Have you ever explored online virtual worlds (such as Second Life or World of Warcraft) in which you could pick and customize your avatar? If so, would you say your experiments with your avatar identity had nothing to do with your real-life identity - or were they connected? Some researchers suggest that players experiment with virtual identity (through avatars) with little to no connection to their real-life identity. Our research challenges this view by analyzing how pre-service teachers engaged in Second Life avatar identity creation. Students' reflections on the class blog and in-person interviews demonstrated that their virtual identity was always linked to their real-world identity. In other words, the virtual world didn't help the students to escape from who they were - it helped them reflect on who they were.
Photo by Ben Sweet on Unsplash
Why is it important?
This research has important implications for educational practice: (1) Virtual worlds can be used as an effective tool to foster students' reflection on their own identity and the concept of identity in general. For pre-service teachers, this could help them understand their future students better. (2) For practitioners who use virtual worlds in their classrooms, it's important to consider how students' real-world identities impact their learning in the virtual space. (3) For researchers interested in identity and its development, virtual worlds can be used as a viable platform (or at least a catalyst) to conduct research on the topic.

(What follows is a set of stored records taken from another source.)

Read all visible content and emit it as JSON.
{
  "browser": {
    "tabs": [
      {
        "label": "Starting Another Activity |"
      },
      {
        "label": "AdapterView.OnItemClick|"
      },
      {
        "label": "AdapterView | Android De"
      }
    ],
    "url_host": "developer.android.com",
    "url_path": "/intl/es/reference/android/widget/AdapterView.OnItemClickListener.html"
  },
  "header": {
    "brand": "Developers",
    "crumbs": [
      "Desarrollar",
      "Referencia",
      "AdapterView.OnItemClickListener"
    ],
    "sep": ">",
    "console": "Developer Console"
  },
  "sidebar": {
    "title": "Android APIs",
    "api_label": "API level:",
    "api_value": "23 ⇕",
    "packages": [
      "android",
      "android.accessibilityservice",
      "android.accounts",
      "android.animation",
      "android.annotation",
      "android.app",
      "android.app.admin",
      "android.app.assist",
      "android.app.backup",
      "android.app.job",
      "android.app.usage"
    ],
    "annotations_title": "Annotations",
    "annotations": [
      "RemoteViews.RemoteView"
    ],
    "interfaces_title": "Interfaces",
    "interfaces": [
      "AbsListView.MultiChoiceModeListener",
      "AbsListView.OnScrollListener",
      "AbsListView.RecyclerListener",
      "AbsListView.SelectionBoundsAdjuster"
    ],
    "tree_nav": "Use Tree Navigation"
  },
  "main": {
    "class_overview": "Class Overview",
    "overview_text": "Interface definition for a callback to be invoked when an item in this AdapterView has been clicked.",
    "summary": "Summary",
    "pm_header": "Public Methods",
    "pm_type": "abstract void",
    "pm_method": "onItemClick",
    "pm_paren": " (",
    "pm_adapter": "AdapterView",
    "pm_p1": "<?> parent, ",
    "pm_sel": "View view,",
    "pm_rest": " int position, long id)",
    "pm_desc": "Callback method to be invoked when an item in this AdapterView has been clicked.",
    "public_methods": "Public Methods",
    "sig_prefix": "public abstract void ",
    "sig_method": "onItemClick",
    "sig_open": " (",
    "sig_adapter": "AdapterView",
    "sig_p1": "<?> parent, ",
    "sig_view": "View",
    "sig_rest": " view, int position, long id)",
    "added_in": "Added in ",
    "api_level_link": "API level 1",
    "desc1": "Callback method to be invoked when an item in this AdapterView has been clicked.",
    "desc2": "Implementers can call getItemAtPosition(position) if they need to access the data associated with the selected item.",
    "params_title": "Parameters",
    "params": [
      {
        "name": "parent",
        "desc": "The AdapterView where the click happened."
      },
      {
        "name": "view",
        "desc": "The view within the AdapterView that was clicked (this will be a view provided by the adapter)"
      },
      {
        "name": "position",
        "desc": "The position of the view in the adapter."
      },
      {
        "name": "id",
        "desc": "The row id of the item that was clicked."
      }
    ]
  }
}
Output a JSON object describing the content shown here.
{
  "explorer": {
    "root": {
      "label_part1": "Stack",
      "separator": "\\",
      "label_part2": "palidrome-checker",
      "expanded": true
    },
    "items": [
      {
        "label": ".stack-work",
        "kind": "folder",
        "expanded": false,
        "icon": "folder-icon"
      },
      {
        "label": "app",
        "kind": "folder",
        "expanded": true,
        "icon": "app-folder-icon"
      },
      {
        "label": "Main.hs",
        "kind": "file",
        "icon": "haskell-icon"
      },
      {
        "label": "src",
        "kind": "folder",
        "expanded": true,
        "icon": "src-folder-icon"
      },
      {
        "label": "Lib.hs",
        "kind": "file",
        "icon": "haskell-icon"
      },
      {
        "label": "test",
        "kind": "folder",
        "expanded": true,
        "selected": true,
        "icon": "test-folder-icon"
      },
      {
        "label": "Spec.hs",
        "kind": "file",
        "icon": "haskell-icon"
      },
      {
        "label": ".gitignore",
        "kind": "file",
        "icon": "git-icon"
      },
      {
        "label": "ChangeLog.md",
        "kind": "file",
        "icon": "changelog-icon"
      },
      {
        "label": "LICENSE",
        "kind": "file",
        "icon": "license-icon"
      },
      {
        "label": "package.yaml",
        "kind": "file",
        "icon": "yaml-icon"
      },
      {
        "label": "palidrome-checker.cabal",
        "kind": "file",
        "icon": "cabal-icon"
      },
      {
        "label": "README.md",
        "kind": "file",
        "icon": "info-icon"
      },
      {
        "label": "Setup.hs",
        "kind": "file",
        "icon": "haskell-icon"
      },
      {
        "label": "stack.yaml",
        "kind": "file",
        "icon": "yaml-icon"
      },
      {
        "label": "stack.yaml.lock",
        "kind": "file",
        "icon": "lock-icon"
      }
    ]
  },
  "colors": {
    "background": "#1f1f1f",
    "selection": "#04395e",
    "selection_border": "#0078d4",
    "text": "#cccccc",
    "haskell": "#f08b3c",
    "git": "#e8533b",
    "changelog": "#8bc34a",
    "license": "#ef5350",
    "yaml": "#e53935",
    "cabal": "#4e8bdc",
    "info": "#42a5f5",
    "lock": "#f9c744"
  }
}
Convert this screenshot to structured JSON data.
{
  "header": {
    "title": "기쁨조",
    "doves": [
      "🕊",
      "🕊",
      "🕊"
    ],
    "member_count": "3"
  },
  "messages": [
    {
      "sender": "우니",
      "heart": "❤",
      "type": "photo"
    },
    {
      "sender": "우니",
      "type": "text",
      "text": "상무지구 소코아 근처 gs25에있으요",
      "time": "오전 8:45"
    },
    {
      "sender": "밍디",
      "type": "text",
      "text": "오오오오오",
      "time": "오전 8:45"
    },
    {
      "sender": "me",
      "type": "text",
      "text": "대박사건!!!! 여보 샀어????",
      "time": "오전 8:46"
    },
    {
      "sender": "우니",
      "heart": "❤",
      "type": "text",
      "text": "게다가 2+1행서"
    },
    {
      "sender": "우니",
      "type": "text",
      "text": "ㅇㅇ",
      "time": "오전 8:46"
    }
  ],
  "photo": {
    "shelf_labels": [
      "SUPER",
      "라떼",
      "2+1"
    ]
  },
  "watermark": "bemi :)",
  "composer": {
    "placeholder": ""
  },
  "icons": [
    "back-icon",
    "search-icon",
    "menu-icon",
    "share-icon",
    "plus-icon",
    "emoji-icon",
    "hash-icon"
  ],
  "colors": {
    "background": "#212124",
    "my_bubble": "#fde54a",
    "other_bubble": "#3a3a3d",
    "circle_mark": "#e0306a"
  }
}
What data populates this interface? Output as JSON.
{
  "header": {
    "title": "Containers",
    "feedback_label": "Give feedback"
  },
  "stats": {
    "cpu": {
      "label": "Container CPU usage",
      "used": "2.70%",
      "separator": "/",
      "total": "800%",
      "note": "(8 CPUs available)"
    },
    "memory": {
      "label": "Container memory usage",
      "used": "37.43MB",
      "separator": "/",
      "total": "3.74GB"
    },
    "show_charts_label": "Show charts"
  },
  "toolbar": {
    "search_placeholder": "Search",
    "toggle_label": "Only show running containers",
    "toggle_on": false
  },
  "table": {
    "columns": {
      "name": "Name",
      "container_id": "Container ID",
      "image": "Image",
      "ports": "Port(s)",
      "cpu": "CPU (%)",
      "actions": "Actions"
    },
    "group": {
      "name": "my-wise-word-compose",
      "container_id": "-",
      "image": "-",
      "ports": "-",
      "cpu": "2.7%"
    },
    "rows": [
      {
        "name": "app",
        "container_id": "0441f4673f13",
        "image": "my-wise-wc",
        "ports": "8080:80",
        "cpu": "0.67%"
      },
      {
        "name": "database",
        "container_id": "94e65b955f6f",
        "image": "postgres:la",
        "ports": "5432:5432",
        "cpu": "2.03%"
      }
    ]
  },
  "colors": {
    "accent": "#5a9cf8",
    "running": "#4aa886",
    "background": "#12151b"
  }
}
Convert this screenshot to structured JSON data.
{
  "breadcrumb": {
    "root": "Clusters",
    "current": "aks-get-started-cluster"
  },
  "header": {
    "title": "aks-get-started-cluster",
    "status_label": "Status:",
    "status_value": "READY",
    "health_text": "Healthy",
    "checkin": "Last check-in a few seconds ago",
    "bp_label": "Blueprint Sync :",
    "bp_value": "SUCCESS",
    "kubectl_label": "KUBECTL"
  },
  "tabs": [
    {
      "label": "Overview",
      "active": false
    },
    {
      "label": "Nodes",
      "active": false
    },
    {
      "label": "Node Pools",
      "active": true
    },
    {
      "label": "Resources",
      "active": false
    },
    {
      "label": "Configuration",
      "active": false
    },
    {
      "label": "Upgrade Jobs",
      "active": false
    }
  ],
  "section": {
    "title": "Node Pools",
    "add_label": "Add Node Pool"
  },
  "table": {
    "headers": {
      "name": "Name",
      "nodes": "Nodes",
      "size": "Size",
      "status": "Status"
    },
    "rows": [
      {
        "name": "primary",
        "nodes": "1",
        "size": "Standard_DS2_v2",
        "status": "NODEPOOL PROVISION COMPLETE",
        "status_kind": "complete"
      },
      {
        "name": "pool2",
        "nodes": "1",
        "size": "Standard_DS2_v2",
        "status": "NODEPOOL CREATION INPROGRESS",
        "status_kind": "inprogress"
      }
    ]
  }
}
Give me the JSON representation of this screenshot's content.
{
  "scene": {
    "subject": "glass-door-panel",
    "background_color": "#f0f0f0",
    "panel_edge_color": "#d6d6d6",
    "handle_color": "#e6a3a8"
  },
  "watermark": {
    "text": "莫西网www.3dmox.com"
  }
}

Read the Original
This page is a summary of: The dialectic of the avatar: Developing in-world identities in Second Life, Journal of Gaming & Virtual Worlds, March 2018, Intellect,
You can read the full text:
The following have contributed to this page